While this air fryer’s digital controls weren’t quite as intuitive as those of our favorite models, it was still easy to set the time and temperature once we got the hang of the multiple buttons. It cooked foods quickly, and its display was bright, large, and easy to read. Its drawer and automatic shutoff were a boon to safety, and its nonstick interior was easy to clean. Its small capacity wouldn’t work for a crowd, but it cooked our recipes for two and small batches of frozen fries without issue.
This juicer expertly and securely extracted juice with two sizes of medium-ridged reamers. An attached carafe saved us from spills and detached easily for table use. It’s cheap, light, and easy to clean, with a screen for adjusting pulp levels and a quiet motor that won’t wake late sleepers.
This griddle had the largest surface area; it fit 11 pancakes or eight pieces of French toast at a time, with plenty of room for flipping. The controls were intuitive, and we appreciated the pop-up legs that angle the griddle for draining grease when cooking fatty foods such as burgers. This model claims to fold up for easier storage, but we found that a bit misleading—its collapsible legs save you only 1 inch of storage space, and they buckle when you pick up the griddle, making it slightly difficult to maneuver, especially when cleaning it. It also wasn’t as consistent as our winner: A cold spot in the center produced lighter-brown pancakes and slightly underdone French toast. However, food cooked on the rest of the griddle was evenly browned.
The Flipside made well-browned waffles that were almost an inch and a half high. On the downside, if we wanted to make adjustments, doneness could only be varied by increasing or decreasing the duration of the cooking time using a built-in timer that must be reset before every waffle. But the timer itself proved quite useful, giving you an audible alert not only when the waffle was done, but also a minute before—a smart feature that helps ensure that you’ll never overcook your waffle. One small safety issue: Like several of the other machines, the Flipside tended to collect condensation in its handle, dripping hot water when flipped.
The drying trays on our runner-up are round and a bit smaller than we’d like, but they stack together quickly and easily. The drying times were quite good; it was often the second machine to finish. Tasters also praised the quality of the finished foods. This machine’s lift-off lid allows you to check on food in progress; we also appreciated the timer with automatic shut-off. The motor is at the bottom of the machine, but a removable filter protects it from drips and debris.
Our old favorite continued to impress us throughout testing with its speed and deep, stable base. The power button is conveniently located on its handle. Our only quibble: Sometimes the light-up indicator was a bit dull in bright daylight. The kettle is much shorter and has a smaller capacity than our winner, which makes it a good option for people who prefer a smaller kettle. However, it has limitations. Sometimes the light-up indicator was a bit dull in bright daylight. And we had to manually open and close the lid, putting our hands too close to the hot spout.
Simple, intuitive, inexpensive, and stable, the winner of our previous test easily spiralized apples, beets, potatoes, and zucchini with relatively little waste.
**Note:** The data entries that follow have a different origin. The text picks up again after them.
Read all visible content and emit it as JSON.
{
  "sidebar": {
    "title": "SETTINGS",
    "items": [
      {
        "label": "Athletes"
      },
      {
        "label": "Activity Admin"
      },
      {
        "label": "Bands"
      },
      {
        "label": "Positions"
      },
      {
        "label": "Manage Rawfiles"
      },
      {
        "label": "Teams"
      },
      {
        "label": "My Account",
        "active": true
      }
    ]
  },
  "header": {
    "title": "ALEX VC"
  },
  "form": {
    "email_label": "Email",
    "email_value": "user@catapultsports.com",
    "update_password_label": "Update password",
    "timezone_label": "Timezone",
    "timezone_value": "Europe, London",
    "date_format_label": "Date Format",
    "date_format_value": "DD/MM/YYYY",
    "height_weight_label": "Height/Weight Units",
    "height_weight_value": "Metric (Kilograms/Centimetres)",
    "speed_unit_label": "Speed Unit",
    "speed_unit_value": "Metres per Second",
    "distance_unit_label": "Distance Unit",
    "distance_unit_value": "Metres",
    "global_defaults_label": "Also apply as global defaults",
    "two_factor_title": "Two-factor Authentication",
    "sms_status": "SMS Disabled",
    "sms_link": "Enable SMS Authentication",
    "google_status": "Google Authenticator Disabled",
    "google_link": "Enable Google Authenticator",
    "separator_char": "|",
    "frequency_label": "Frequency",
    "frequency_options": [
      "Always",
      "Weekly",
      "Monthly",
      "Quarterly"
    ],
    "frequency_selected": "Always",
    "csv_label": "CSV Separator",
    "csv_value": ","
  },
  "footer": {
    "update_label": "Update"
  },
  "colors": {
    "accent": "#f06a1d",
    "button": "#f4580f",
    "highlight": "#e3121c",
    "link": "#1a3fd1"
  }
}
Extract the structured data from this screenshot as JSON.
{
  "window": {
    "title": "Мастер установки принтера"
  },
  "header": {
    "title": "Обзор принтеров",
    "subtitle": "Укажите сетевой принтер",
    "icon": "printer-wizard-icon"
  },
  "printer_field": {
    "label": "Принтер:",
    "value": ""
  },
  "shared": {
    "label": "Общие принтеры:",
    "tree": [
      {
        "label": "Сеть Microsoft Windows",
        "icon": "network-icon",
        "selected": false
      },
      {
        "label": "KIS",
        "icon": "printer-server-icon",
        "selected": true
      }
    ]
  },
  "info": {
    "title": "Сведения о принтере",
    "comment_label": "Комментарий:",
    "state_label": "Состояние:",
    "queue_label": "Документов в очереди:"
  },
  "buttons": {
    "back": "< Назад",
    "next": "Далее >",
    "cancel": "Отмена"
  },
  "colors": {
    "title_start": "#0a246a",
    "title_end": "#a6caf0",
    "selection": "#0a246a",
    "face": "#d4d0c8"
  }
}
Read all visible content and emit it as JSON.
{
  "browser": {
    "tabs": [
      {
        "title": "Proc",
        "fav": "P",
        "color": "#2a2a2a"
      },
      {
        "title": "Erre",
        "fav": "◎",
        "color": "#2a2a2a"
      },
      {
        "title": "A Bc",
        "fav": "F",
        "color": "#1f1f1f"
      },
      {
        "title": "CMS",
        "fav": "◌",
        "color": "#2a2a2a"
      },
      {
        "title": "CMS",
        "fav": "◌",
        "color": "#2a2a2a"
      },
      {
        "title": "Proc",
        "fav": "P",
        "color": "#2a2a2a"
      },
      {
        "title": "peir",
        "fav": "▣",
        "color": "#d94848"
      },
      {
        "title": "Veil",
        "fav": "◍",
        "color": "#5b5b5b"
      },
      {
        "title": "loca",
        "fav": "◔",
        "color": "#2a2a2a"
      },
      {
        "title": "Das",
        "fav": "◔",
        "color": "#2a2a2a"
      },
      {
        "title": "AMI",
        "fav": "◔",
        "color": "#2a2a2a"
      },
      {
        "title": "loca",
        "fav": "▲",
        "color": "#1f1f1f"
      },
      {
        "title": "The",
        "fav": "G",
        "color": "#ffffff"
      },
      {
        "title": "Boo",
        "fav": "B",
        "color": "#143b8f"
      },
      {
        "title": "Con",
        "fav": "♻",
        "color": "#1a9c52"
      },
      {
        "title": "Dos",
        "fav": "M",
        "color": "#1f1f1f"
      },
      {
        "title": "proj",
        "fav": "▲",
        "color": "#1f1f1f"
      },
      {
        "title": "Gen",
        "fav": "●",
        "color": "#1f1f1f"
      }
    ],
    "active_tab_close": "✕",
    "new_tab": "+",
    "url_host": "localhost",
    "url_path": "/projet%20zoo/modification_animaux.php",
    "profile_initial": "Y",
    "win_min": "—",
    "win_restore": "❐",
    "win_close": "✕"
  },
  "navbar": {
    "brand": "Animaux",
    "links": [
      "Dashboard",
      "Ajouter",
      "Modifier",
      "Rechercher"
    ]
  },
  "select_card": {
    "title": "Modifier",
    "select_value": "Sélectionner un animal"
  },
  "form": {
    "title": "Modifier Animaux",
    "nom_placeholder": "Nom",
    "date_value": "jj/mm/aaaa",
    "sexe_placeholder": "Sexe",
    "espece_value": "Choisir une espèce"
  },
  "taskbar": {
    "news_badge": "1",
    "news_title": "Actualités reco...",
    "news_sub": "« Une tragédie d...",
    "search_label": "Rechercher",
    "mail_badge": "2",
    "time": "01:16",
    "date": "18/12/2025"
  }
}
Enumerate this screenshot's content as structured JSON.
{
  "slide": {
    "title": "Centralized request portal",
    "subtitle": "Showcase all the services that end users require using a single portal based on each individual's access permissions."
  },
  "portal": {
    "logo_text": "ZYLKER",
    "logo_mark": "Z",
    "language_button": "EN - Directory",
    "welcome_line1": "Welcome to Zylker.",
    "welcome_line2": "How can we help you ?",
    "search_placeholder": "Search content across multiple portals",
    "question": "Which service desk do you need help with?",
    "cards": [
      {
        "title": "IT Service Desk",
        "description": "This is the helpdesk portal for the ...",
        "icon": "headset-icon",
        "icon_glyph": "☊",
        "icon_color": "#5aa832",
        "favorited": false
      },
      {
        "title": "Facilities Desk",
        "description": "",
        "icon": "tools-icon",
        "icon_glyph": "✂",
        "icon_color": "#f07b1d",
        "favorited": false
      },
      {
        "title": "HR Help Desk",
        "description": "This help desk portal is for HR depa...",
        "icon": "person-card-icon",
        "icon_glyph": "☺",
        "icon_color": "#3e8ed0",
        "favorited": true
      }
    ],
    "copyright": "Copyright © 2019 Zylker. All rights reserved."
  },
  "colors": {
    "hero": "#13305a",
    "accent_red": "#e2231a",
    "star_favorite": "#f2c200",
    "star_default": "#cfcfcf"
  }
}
Better yet, the Paderno Tri-Blade was able to turn almost all of the produce into even, consistent noodles and ribbons. It was one of the only machines capable of spiralizing butternut squash into long, regular strands—although the stress of this endeavor caused the handle to crack on its last round of testing.
This basic, compact, heavy machine’s across-the-board performance knocked out many competitors that were bigger and much more costly (although its tilt head broke on an extreme abuse test). We wish that its bowl had a handle, and a bowl-lift (rather than a tilt-head) design would have been nice, but those are small concessions given its affordable price.
Performing like our winner at a fraction of the price, this cooker has a fairly broad cooking surface, and its pressure indicator was easy to monitor. It cooked quietly and held pressure steadily without making us fiddle with the stove. Despite falling short of the 250°F target for high pressure, it cooked beef stew, pork ragu, risotto, and other dishes well and within recipe times. Its simple design made it easy to use and clean.
The price is right on this model, which made pretty toast without any fuss. We loved its glass window to monitor browning. A “reheat” button lets you warm up cooled toast or add a bit more browning. Its profile is compact, and the exterior stays cool. On the medium setting, toast was too light, but once we pushed the dial higher, it came out reliably golden and uniform on both sides; the highest setting made great “dark” toast. This toaster might have won if it didn't occasionally throw toast onto the counter or floor, which can be comical but unsettling. (A backup copy did the same.)
This slow cooker produced tender ribs and moist chicken thighs. Its oval shape fits food nicely, and the touch pad is easy to set. We liked that it automatically switches to “keep warm” after it’s done cooking. A few minor complaints: This model can be set to only even-numbered cooking times (2, 4, 6, 8, and 10 hours), and it doesn't have an exact countdown as food cooks, as some digital models do. Lastly, because this slow cooker runs a bit hot when it’s set to high, we recommend using the shorter time in the recipe’s given cooking range.